If your child has SEN and attends a special school, you’ll need to get the council’s permission to educate them at home. You do not need the council’s permission if your child attends a mainstream school, even if they have an education, health and care (EHC) plan.
We recommend that you ask for an interim review so that everyone who currently supports your child can work together to plan for a successful transition if home education is agreed.
Financial support to home educate
As a parent choosing to home educate it's your responsibility to cover the costs, including the cost of any public exams. This means you do not receive any financial support for home education. You can:
- borrow books from your local library
- access free online materials
- speak to other home educators about free or discounted opportunities in your area
Changing your mind about home education
If you change your mind and decide you no longer want to home educate your child we (Dorset Council) can help you to find a suitable school place for your child. There's no guarantee there will be a place available at your child's previous school.
Your Inclusion Lead can help you with this process.
We don't endorse any of these groups and organisations, they're for information only.
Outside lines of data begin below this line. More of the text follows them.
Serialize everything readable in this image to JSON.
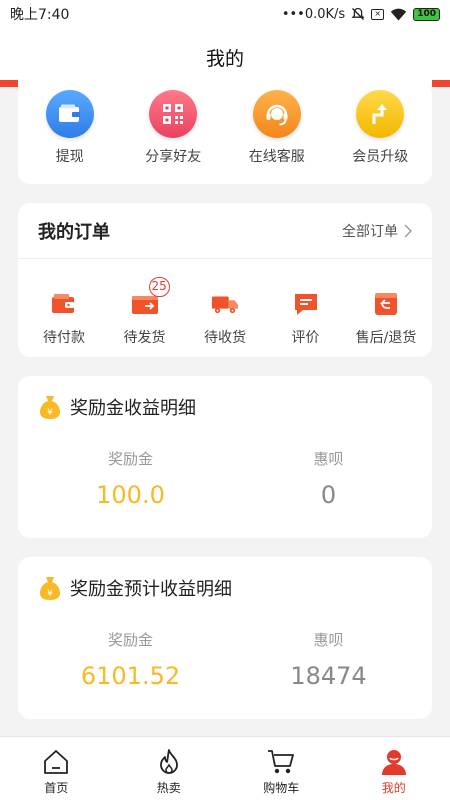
{
  "status_bar": {
    "time": "晚上7:40",
    "network_speed": "•••0.0K/s",
    "battery": "100"
  },
  "header": {
    "title": "我的"
  },
  "quick_actions": [
    {
      "label": "提现",
      "icon": "wallet-icon",
      "color": "#3a8ef0"
    },
    {
      "label": "分享好友",
      "icon": "qr-code-icon",
      "color": "#f05a6e"
    },
    {
      "label": "在线客服",
      "icon": "headset-icon",
      "color": "#f79a2a"
    },
    {
      "label": "会员升级",
      "icon": "upgrade-arrow-icon",
      "color": "#f5c400"
    }
  ],
  "orders": {
    "title": "我的订单",
    "all_label": "全部订单",
    "items": [
      {
        "label": "待付款",
        "icon": "wallet-icon",
        "badge": ""
      },
      {
        "label": "待发货",
        "icon": "package-icon",
        "badge": "25"
      },
      {
        "label": "待收货",
        "icon": "truck-icon",
        "badge": ""
      },
      {
        "label": "评价",
        "icon": "comment-icon",
        "badge": ""
      },
      {
        "label": "售后/退货",
        "icon": "return-icon",
        "badge": ""
      }
    ]
  },
  "reward_income": {
    "title": "奖励金收益明细",
    "col1_label": "奖励金",
    "col1_value": "100.0",
    "col2_label": "惠呗",
    "col2_value": "0"
  },
  "reward_forecast": {
    "title": "奖励金预计收益明细",
    "col1_label": "奖励金",
    "col1_value": "6101.52",
    "col2_label": "惠呗",
    "col2_value": "18474"
  },
  "tabbar": [
    {
      "label": "首页",
      "icon": "home-icon"
    },
    {
      "label": "热卖",
      "icon": "flame-icon"
    },
    {
      "label": "购物车",
      "icon": "cart-icon"
    },
    {
      "label": "我的",
      "icon": "user-icon",
      "active": true
    }
  ],
  "colors": {
    "accent": "#e23b2e",
    "gold": "#f7b924",
    "order_icon": "#f0532b"
  }
}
Let us know if you'd like to suggest other useful organisations we could include in this list.
Local home education groups
These are some of the local groups who can support and advise you if you decide to educate your child at home:
- HERA Dorset: friendly home education social group based in Poole, with families attending from Dorset and Hampshire
- Home Education Centre (HEC) Chard: supporting home-educating families in the south-west
- Home Educators Yeovil (HEY)
- search Facebook for more home educator groups in Dorset
National home education groups
These are some of the national groups who can support and advise you if you decide to educate your child at home:
- Education Everywhere: information sharing helpline service staffed by experienced volunteers
- Education Otherwise: UK charity offering information and support to home-educating families
- Educational Freedom: free information and support
- Home Education Advisory Service (HEAS): home education charity offering advice and support
- Home Education UK
Get resources to home educate
These organisations offer resources for home education:
- 3A Tutors Ltd: private tutorial college and independent exam centre based in Bristol
- BBC Bitesize: interactive website covering all areas of the national curriculum
- BBC Five ways to keep your kids learning at home
- CGP books
- Conquer Maths:free diagnostics, lessons and tests available
- EdPlace: subscription site with worksheets based on the national curriculum from key stage 1
- InterHigh Education: offers a complete secondary school education on the internet
- IXL: complete curriculum coverage of maths and English from reception to year 13
- Khan Academy: free interactive site for maths
- Letts revision
- Muddle Puddle: independent site focusing on learning for 0 to 8 year olds
- National Extension College (NEC): offers distance learning courses, including GCSEs and A levels
- Oak National Academy: free video lessons and resources
- Oxford Home Schooling: distance learning college offering courses from key stage 3 and above
- Parents in Touch:information, links to suitable websites and downloadable worksheets
- Primary Resources:free resources for downloading covering all areas of the national curriculum
- TES: register for access to free resources
- Twinkl: free, printable resources for all areas of the curriculum for early year
- World Wide Education Service: assists families with the education of children aged 3 to 14 years
Home tutoring and education services:
General advice groups:
- Advisory Centre for Education (ACE): national charity providing advice and information for parents
- Ansbury (used to be known as Connexions): principal provider of expert independent careers guidance for young people and adults in Dorset
- The Assessment and Qualifications Alliance (AQA)
- National Curriculum
- Oxford, Cambridge and RSA (OCR)
- Pearsons (Edexcel, EDI, LCCI)